• [WHAT YOU NEED TO DO]:
Report back every line from the entries below in which the word "username" occurs.

RECORDED INFORMATION START

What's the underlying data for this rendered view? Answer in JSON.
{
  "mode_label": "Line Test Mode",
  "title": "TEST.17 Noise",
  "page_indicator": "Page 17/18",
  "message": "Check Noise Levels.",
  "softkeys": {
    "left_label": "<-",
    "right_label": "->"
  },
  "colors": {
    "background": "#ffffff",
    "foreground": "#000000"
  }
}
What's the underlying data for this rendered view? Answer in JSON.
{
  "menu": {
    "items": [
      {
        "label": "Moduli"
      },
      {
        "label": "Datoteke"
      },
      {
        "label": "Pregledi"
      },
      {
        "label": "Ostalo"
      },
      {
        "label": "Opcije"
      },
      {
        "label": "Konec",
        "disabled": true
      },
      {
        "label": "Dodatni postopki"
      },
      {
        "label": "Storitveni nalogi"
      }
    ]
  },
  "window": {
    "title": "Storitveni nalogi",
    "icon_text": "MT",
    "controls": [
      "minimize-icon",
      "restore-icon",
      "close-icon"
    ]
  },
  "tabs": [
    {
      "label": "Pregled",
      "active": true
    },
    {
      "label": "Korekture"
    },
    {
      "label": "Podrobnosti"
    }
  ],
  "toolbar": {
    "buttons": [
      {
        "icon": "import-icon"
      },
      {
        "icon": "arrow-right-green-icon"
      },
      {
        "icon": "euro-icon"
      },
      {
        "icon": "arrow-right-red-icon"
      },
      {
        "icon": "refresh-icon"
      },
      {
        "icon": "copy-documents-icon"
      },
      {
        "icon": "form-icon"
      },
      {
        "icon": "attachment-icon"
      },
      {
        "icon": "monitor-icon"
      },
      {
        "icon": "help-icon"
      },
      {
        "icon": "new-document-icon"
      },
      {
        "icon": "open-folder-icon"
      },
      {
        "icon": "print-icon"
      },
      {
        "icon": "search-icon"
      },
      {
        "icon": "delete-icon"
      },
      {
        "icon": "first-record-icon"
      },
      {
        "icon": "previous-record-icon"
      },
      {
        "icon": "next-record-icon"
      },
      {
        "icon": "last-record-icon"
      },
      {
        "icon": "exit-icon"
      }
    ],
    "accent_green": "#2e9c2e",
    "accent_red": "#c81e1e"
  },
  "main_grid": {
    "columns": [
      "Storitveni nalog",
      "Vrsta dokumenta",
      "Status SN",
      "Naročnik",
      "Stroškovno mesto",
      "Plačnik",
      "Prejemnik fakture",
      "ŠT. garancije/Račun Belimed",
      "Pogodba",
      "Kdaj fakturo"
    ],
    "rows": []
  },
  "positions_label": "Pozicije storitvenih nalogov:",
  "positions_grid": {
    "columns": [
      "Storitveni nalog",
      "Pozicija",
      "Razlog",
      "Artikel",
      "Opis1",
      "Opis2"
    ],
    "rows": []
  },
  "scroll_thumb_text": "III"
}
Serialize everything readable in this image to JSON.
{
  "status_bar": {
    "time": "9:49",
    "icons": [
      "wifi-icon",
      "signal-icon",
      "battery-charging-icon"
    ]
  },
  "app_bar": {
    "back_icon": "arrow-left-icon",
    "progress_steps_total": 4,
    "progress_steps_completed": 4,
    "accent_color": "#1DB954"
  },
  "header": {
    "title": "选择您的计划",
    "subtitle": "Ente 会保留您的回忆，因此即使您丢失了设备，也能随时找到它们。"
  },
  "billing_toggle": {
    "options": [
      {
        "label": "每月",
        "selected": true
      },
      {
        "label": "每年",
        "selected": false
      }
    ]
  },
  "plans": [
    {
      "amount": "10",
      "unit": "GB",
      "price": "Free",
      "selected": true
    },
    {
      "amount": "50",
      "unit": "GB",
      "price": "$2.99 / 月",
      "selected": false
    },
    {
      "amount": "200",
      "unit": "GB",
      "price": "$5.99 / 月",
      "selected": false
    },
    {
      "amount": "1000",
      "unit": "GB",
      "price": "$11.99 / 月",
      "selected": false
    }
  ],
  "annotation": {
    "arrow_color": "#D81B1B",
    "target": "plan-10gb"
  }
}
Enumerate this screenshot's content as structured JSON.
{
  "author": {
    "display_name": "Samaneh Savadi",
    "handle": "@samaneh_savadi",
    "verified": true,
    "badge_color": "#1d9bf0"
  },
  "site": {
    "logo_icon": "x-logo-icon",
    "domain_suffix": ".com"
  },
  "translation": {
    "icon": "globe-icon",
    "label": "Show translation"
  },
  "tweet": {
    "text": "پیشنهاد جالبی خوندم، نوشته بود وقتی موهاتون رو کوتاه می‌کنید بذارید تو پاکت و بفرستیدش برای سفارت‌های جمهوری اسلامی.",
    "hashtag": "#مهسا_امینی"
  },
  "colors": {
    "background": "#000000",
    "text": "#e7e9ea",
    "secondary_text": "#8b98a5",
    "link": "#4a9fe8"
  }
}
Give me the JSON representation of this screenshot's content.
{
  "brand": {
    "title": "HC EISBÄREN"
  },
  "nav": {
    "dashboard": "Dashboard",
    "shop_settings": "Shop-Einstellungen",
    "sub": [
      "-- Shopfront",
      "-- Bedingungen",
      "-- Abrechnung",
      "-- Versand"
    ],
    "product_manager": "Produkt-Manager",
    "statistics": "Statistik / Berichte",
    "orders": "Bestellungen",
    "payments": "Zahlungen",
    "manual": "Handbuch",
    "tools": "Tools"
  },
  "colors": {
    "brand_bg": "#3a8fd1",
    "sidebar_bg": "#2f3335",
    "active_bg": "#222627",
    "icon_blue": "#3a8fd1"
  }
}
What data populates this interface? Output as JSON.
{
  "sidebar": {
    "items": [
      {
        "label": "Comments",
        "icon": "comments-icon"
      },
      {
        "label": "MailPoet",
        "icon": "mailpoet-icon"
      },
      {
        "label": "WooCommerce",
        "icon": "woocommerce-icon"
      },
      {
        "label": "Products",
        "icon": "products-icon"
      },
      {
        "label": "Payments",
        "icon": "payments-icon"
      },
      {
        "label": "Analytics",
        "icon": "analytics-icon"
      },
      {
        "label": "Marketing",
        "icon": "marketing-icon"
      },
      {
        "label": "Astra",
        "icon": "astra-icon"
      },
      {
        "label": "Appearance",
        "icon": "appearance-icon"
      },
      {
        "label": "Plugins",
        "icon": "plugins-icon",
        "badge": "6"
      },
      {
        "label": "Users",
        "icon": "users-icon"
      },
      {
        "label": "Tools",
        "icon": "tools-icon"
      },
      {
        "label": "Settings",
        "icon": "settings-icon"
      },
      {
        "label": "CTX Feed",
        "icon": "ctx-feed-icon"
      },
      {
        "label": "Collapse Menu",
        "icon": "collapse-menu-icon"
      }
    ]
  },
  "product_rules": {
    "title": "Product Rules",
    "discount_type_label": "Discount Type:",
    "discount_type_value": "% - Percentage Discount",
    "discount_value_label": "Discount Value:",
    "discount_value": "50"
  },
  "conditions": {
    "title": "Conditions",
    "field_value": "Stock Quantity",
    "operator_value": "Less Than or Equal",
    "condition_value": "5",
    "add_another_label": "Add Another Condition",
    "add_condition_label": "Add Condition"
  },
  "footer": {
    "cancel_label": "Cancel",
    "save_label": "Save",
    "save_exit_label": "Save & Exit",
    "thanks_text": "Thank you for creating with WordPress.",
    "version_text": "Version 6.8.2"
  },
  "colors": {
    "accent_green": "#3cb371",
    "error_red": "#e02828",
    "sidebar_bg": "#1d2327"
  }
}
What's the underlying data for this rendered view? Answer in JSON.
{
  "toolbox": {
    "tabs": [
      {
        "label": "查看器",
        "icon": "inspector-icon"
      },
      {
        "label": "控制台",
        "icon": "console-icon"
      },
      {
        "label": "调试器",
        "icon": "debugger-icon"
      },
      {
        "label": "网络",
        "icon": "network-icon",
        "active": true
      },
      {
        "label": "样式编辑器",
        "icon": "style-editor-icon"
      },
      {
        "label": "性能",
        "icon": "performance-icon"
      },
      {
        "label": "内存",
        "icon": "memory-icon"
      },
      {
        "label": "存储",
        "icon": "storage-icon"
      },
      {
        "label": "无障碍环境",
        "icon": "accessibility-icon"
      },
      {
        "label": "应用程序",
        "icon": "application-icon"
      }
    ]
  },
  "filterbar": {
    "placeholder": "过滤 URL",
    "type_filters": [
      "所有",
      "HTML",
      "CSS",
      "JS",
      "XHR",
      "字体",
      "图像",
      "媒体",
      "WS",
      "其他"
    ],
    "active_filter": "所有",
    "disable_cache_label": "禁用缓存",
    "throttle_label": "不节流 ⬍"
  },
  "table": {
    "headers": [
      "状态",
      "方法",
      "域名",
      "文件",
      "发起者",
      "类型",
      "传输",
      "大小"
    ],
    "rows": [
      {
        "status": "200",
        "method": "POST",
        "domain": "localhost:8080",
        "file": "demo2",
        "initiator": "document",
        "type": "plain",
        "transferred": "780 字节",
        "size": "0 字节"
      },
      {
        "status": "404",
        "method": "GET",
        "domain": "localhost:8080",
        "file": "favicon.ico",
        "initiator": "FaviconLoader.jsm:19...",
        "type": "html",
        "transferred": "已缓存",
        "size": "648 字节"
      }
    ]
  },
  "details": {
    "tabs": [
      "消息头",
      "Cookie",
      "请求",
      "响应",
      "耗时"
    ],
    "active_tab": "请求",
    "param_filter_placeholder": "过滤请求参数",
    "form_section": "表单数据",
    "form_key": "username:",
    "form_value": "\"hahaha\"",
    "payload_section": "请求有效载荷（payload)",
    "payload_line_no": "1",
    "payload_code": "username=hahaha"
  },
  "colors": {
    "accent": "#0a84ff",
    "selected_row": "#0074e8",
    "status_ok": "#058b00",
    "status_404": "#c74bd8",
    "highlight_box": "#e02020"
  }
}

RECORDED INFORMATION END

• [RESULT OF THE TASK]:
    "form_key": "username:",
    "payload_code": "username=hahaha"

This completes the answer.